(Stored data entries)
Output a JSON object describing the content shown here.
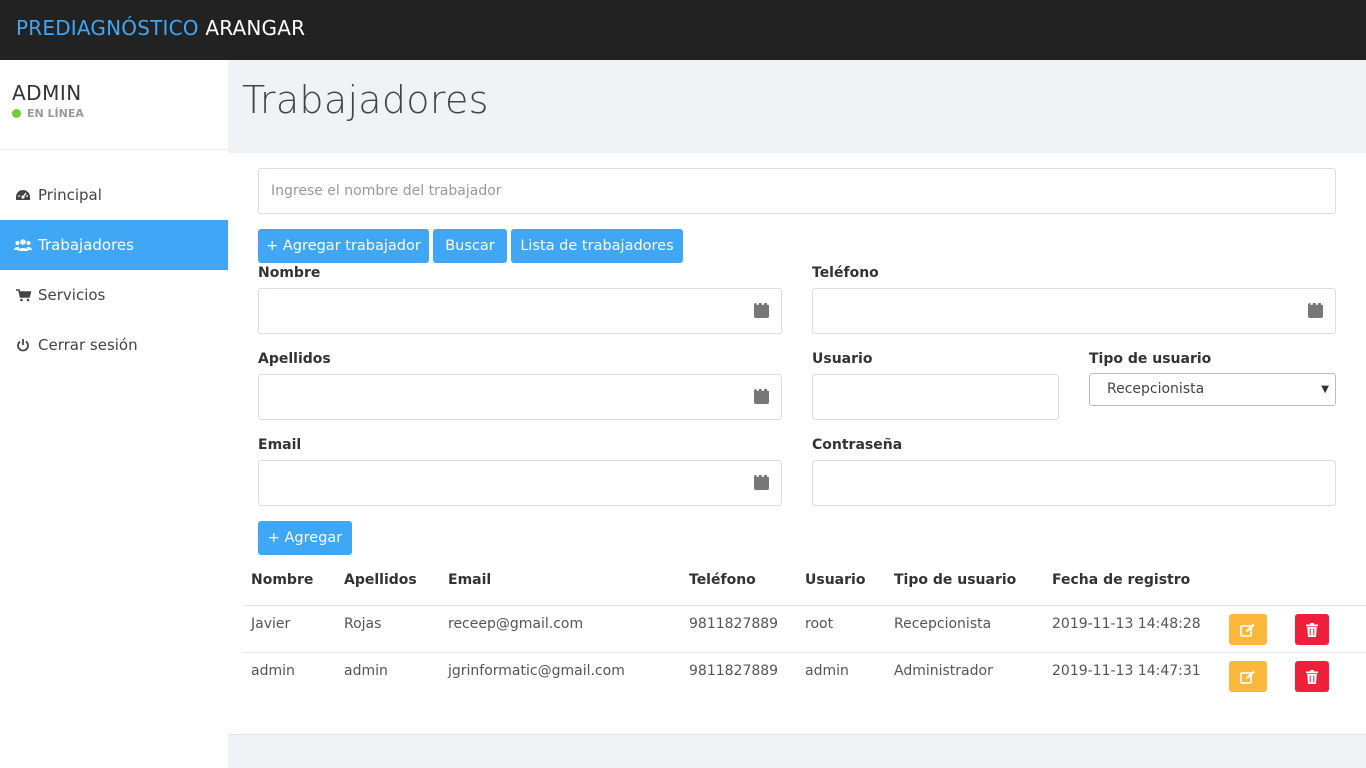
{
  "brand": {
    "part1": "PREDIAGNÓSTICO",
    "part2": "ARANGAR"
  },
  "user": {
    "name": "ADMIN",
    "status": "EN LÍNEA"
  },
  "nav": [
    {
      "label": "Principal",
      "icon": "dashboard-icon"
    },
    {
      "label": "Trabajadores",
      "icon": "users-icon",
      "active": true
    },
    {
      "label": "Servicios",
      "icon": "cart-icon"
    },
    {
      "label": "Cerrar sesión",
      "icon": "power-icon"
    }
  ],
  "page": {
    "title": "Trabajadores"
  },
  "search": {
    "placeholder": "Ingrese el nombre del trabajador",
    "value": ""
  },
  "buttons": {
    "add_worker": "+ Agregar trabajador",
    "search": "Buscar",
    "list": "Lista de trabajadores",
    "add": "+ Agregar"
  },
  "form": {
    "nombre": "Nombre",
    "telefono": "Teléfono",
    "apellidos": "Apellidos",
    "usuario": "Usuario",
    "tipo_usuario": "Tipo de usuario",
    "tipo_usuario_value": "Recepcionista",
    "email": "Email",
    "contrasena": "Contraseña"
  },
  "table": {
    "headers": [
      "Nombre",
      "Apellidos",
      "Email",
      "Teléfono",
      "Usuario",
      "Tipo de usuario",
      "Fecha de registro"
    ],
    "rows": [
      [
        "Javier",
        "Rojas",
        "receep@gmail.com",
        "9811827889",
        "root",
        "Recepcionista",
        "2019-11-13 14:48:28"
      ],
      [
        "admin",
        "admin",
        "jgrinformatic@gmail.com",
        "9811827889",
        "admin",
        "Administrador",
        "2019-11-13 14:47:31"
      ]
    ]
  },
  "colors": {
    "accent": "#3fa7f5",
    "topbar": "#222222",
    "edit": "#fdb73b",
    "delete": "#f01f3b",
    "online": "#6ad12f"
  }
}
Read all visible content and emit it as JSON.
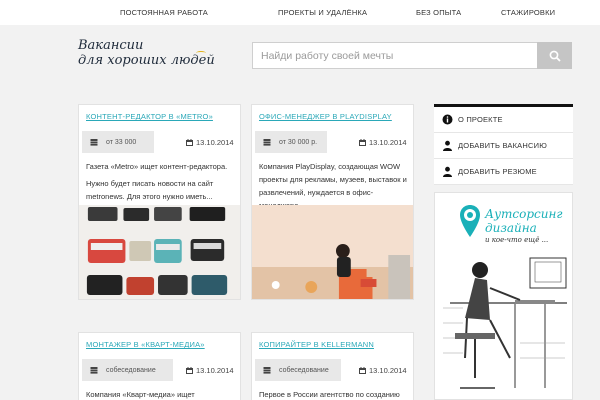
{
  "topnav": {
    "items": [
      "ПОСТОЯННАЯ РАБОТА",
      "ПРОЕКТЫ И УДАЛЁНКА",
      "БЕЗ ОПЫТА",
      "СТАЖИРОВКИ"
    ]
  },
  "logo": {
    "line1": "Вакансии",
    "line2": "для хороших людей"
  },
  "search": {
    "placeholder": "Найди работу своей мечты",
    "icon": "search-icon"
  },
  "jobs": [
    {
      "title": "КОНТЕНТ-РЕДАКТОР В «METRO»",
      "salary": "от 33 000",
      "date": "13.10.2014",
      "desc": [
        "Газета «Metro» ищет контент-редактора.",
        "Нужно будет писать новости на сайт metronews. Для этого нужно иметь..."
      ],
      "image": "typewriters"
    },
    {
      "title": "ОФИС-МЕНЕДЖЕР В PLAYDISPLAY",
      "salary": "от 30 000 р.",
      "date": "13.10.2014",
      "desc": [
        "Компания PlayDisplay, создающая WOW проекты для рекламы, музеев, выставок и развлечений, нуждается в офис-менеджере"
      ],
      "image": "office-woman"
    },
    {
      "title": "МОНТАЖЕР В «КВАРТ-МЕДИА»",
      "salary": "собеседование",
      "date": "13.10.2014",
      "desc": [
        "Компания «Кварт-медиа» ищет креативного"
      ]
    },
    {
      "title": "КОПИРАЙТЕР В KELLERMANN",
      "salary": "собеседование",
      "date": "13.10.2014",
      "desc": [
        "Первое в России агентство по созданию"
      ]
    }
  ],
  "sidemenu": {
    "items": [
      {
        "label": "О ПРОЕКТЕ",
        "icon": "info-icon"
      },
      {
        "label": "ДОБАВИТЬ ВАКАНСИЮ",
        "icon": "person-icon"
      },
      {
        "label": "ДОБАВИТЬ РЕЗЮМЕ",
        "icon": "person-icon"
      }
    ]
  },
  "ad": {
    "line1": "Аутсорсинг",
    "line2": "дизайна",
    "line3": "и кое-что ещё ...",
    "icon": "map-pin-icon",
    "image": "ergonomic-workstation-drawing"
  },
  "colors": {
    "accent": "#2aa8b8",
    "background": "#f2f2f2",
    "logo_accent": "#e2b31b"
  }
}
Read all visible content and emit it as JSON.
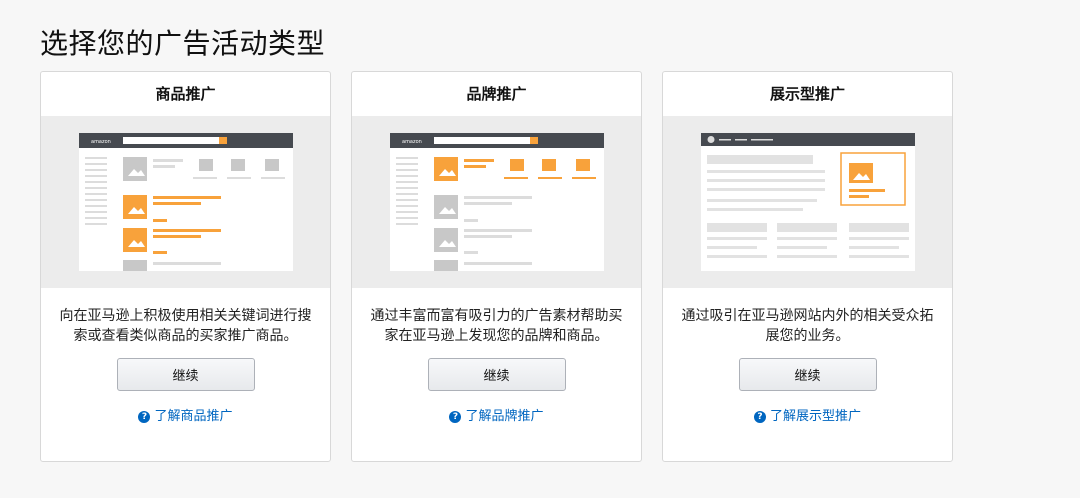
{
  "page": {
    "title": "选择您的广告活动类型"
  },
  "cards": [
    {
      "title": "商品推广",
      "mock_logo": "amazon",
      "description": "向在亚马逊上积极使用相关关键词进行搜索或查看类似商品的买家推广商品。",
      "button_label": "继续",
      "learn_more": "了解商品推广",
      "icon": "product-listing-mockup"
    },
    {
      "title": "品牌推广",
      "mock_logo": "amazon",
      "description": "通过丰富而富有吸引力的广告素材帮助买家在亚马逊上发现您的品牌和商品。",
      "button_label": "继续",
      "learn_more": "了解品牌推广",
      "icon": "brand-banner-mockup"
    },
    {
      "title": "展示型推广",
      "description": "通过吸引在亚马逊网站内外的相关受众拓展您的业务。",
      "button_label": "继续",
      "learn_more": "了解展示型推广",
      "icon": "display-ad-mockup"
    }
  ],
  "colors": {
    "accent": "#f8a23b",
    "link": "#0066c0",
    "mock_header": "#464a50"
  }
}
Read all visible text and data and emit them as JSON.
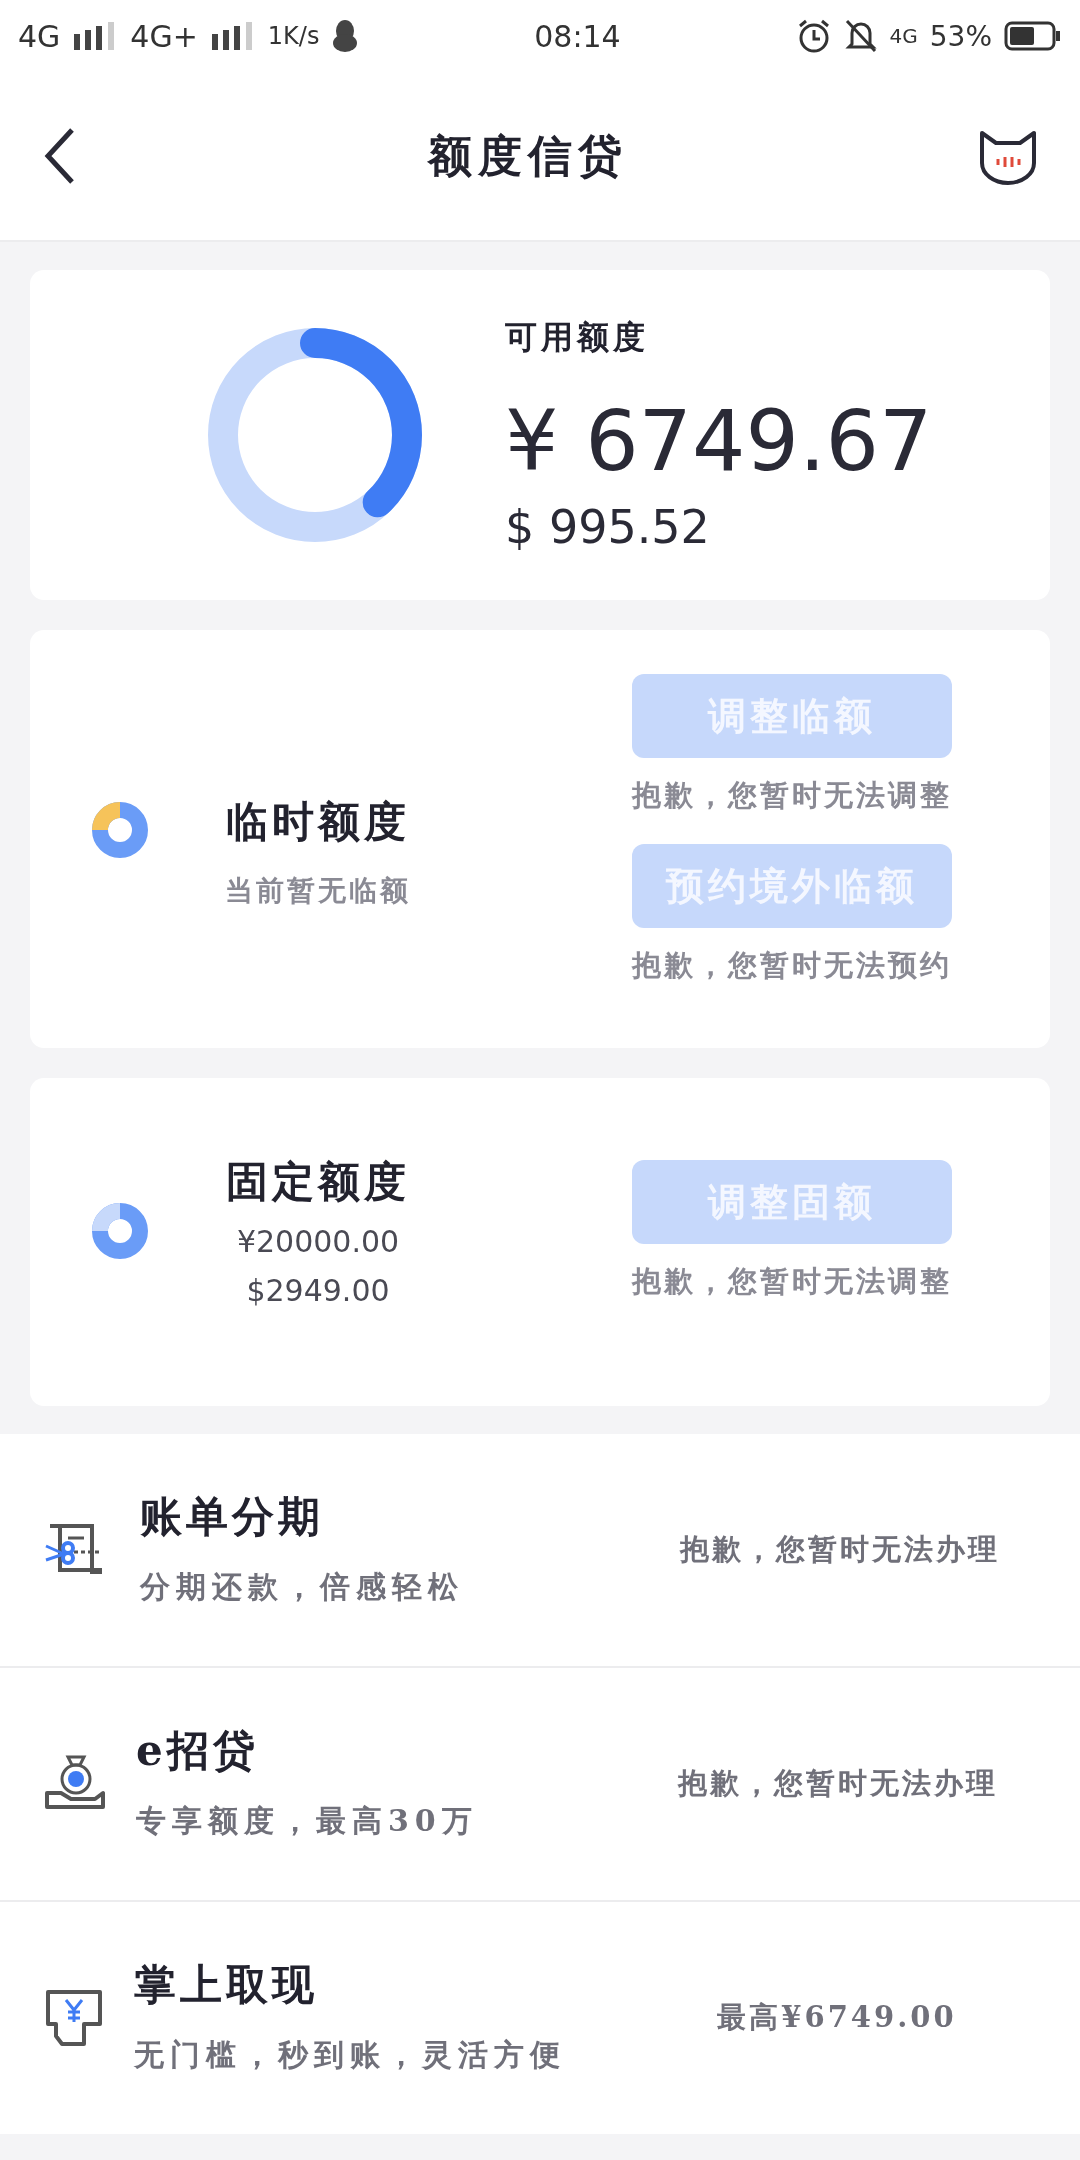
{
  "status_bar": {
    "network_1": "4G",
    "network_2": "4G+",
    "speed": "1K/s",
    "time": "08:14",
    "network_3": "4G",
    "battery": "53%"
  },
  "header": {
    "title": "额度信贷"
  },
  "available": {
    "label": "可用额度",
    "amount_cny": "¥ 6749.67",
    "amount_usd": "$ 995.52"
  },
  "temporary": {
    "title": "临时额度",
    "subtitle": "当前暂无临额",
    "actions": [
      {
        "label": "调整临额",
        "disabled": true,
        "note": "抱歉，您暂时无法调整"
      },
      {
        "label": "预约境外临额",
        "disabled": true,
        "note": "抱歉，您暂时无法预约"
      }
    ]
  },
  "fixed": {
    "title": "固定额度",
    "amount_cny": "¥20000.00",
    "amount_usd": "$2949.00",
    "actions": [
      {
        "label": "调整固额",
        "disabled": true,
        "note": "抱歉，您暂时无法调整"
      }
    ]
  },
  "services": [
    {
      "kind": "bill",
      "title": "账单分期",
      "subtitle": "分期还款，倍感轻松",
      "status": "抱歉，您暂时无法办理"
    },
    {
      "kind": "loan",
      "title": "e招贷",
      "subtitle": "专享额度，最高30万",
      "status": "抱歉，您暂时无法办理"
    },
    {
      "kind": "cash",
      "title": "掌上取现",
      "subtitle": "无门槛，秒到账，灵活方便",
      "status": "最高¥6749.00"
    }
  ]
}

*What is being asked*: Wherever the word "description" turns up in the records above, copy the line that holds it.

*Exercise solution*:
      "description": "向在亚马逊上积极使用相关关键词进行搜索或查看类似商品的买家推广商品。",
      "description": "通过丰富而富有吸引力的广告素材帮助买家在亚马逊上发现您的品牌和商品。",
      "description": "通过吸引在亚马逊网站内外的相关受众拓展您的业务。",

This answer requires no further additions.